“This theme gave us freedom to choose inspiration. Art gives the show a more cohesive feel. We are all from different dance backgrounds, we bring different styles, and being inspired by art ties the show all together,” shares Erisa Nakamura (C’19).
Erisa and Emily Johnson (E’20) are sitting next to each other on the first floor of Houston Hall. Behind them is a brick wall and fireplace that I have never seen lit. Erisa is sporting a black, long–sleeve with a CURATED Penn Dance patch on the top left. Her encouraging nods are coupled with expansive smiles. Emily is wearing a white shirt also with black Penn Dance text, layering the tee with a black and white turtle neck.
Every spring, the Penn Dance Company creates an independent show with a different theme decided among the graduating class. This year, the Company put on the show CURATED, which was based on works of fine art, artists, or art movements. Before each piece, the screen was projected with a work of art, and the dance following is inspired by the choreographer's interpretation of the art.
The theme was inspired by Erisa's ideas. She's had the idea since freshman year, when she was at the Barnes, and thought it would be a good place for a promotion video. Then, she began to think it would be an even better idea for a full show.
Previous graduating classes have been heavily composed of STEM majors—last year’s show, titled de | construct, was inspired by exploring what happens when things break down and come apart.

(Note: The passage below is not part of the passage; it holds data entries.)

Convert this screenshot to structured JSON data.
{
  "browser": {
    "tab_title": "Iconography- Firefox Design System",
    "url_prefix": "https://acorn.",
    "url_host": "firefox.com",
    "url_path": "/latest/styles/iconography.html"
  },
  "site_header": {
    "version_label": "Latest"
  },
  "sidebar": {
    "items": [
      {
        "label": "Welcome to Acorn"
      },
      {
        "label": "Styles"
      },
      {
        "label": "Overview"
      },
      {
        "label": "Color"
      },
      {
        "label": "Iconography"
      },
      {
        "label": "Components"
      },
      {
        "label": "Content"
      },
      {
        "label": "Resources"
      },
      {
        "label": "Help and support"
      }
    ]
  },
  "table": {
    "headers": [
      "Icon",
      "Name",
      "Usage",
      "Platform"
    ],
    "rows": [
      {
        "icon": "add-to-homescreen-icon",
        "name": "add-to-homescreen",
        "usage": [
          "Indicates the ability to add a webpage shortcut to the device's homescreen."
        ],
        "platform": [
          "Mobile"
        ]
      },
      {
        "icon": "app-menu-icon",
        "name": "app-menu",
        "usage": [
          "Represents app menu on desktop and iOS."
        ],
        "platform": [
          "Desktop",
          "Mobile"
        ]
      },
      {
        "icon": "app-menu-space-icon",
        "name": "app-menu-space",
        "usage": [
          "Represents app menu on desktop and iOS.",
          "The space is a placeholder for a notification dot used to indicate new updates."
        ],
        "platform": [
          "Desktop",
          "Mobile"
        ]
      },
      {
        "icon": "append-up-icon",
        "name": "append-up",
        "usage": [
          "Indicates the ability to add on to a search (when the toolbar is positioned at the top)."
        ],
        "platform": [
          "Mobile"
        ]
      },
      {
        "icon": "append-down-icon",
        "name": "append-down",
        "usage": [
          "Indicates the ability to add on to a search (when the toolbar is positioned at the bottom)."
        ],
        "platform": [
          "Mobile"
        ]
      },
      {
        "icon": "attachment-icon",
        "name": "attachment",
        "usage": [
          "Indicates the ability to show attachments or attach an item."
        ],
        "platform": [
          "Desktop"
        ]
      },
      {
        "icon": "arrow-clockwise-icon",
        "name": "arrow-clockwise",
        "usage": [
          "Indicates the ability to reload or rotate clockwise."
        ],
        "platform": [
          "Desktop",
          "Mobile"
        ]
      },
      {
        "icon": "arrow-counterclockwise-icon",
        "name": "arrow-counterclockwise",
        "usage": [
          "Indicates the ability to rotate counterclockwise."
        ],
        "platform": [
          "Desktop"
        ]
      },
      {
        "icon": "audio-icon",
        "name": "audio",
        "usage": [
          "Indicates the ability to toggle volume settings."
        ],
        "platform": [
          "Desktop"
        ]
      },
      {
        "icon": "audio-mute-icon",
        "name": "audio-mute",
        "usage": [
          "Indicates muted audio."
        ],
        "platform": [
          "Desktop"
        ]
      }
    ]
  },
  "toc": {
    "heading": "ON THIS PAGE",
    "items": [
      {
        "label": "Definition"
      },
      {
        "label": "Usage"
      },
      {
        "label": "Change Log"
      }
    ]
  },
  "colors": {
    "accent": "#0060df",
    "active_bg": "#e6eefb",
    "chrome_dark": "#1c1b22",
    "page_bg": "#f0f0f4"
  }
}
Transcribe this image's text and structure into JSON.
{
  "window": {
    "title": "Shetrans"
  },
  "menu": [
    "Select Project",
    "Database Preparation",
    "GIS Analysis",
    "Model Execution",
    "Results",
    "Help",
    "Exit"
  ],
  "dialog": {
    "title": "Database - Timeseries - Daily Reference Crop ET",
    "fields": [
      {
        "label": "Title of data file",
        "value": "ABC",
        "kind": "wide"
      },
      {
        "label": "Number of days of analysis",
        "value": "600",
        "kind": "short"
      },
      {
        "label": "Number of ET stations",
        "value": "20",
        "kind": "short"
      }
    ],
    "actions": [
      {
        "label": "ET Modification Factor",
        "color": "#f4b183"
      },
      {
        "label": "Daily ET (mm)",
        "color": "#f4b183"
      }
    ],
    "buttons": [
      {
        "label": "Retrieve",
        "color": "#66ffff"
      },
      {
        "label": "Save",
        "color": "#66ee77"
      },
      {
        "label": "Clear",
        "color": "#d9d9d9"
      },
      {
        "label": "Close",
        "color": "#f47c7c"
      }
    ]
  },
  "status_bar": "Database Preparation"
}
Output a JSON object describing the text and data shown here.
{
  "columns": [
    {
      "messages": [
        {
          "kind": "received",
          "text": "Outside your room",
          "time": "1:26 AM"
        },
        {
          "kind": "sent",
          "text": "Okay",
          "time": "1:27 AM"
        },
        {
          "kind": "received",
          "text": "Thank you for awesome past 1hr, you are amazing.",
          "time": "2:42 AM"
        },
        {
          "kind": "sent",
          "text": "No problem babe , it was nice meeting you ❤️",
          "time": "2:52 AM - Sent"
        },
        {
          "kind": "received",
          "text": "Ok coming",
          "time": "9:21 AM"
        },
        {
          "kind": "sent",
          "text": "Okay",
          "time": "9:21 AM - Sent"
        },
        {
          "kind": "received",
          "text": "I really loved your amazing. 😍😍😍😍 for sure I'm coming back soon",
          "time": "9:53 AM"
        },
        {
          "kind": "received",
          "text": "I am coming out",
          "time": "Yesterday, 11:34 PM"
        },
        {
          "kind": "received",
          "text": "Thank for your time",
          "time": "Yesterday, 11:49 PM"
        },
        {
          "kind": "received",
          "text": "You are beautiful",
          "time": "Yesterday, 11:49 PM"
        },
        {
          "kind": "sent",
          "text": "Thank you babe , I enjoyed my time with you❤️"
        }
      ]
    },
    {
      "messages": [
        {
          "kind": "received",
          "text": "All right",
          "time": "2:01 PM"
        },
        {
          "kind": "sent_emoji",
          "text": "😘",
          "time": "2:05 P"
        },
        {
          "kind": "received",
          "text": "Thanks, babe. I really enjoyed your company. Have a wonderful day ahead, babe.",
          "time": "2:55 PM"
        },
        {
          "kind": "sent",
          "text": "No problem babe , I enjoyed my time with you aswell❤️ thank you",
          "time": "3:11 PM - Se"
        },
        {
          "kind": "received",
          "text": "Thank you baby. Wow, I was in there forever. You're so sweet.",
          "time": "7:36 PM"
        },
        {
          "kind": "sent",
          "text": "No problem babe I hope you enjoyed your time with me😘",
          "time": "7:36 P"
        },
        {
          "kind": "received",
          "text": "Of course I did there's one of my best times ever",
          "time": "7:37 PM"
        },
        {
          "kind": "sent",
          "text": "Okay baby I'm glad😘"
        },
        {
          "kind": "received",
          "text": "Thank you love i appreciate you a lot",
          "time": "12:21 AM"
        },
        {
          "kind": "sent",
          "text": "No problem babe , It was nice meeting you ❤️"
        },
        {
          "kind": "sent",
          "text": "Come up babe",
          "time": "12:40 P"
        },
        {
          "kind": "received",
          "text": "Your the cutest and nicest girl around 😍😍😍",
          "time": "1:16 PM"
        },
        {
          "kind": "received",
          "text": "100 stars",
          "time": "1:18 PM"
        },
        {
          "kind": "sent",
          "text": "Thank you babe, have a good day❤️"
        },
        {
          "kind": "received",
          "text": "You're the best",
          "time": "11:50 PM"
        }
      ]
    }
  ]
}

Erisa and Emily share that this theme is definitely a departure from the past show. Yet, Erisa assures me that, “it is only a theme, it doesn’t change the heart of the company or how we dance.” Johnson adds, “we are all artists first, so it does not matter what you study, you are there to study dance.”
This show was much earlier than their previous show dates, and the Company only had eight weeks to prepare. For each piece, the dancers rehearse once a week, so there were only eight rehearsals total.
On Saturday, I sit down in the wooden seats at the Iron Gate Theater. The crowd is full of extraneous chatter and enthused friends. As the lights dim, and the voices hush, the screen projects its first art piece, and the dancers begin.
After speaking about Erisa and Emily's favorite pieces, I rightfully anticipated my own favorite piece. As Georgia O’Keefe’s ‘Sky Above Clouds IV’ appeared on the screen, I moved to the edge of my seat. Emily let me know beforehand that the dance is “based on the philosophical idea of bad faith—the idea that people end up doing things for the wrong reasons, that they feel they have to, so they are no longer free as a person.” Erisa added: “the choreographer thinks that the opening up in the painting shows release from the idea of bad faith.”
At first glance, the painting is reminiscent of fractured pieces of ice floating above water. Yet, on closer inspection, there's a horizon of baby pink and hues of purples coalescing with orange. The vertical skew reminds us we that are moving upwards, thereby separate from our pasts. At the same time, the disjunction between the clouds—welcoming slits of blue—replicate the ability to disconnect from our histories—still keeping a careful eye, but from a higher distance.
The swift, practiced movements of the dancers communicate exactly this point, of opening up and taking control, coupled with vulnerable emotion. The creativity, freedom of expression, and inspiration shines through. The dancers each bring their own to the dance, but within the same cohesive theme.
Erisa ends with: “Penn Dance is filled with artistically talented people; whenever I see someone else’s choreography I am just blown away, it’s indescribable. People put so much emotion and passion into the way that they dance.”
Emily joins her, smiling: “I am so impressed that anyone could come up with those things, and watching it enacted by the dancers is really beautiful.”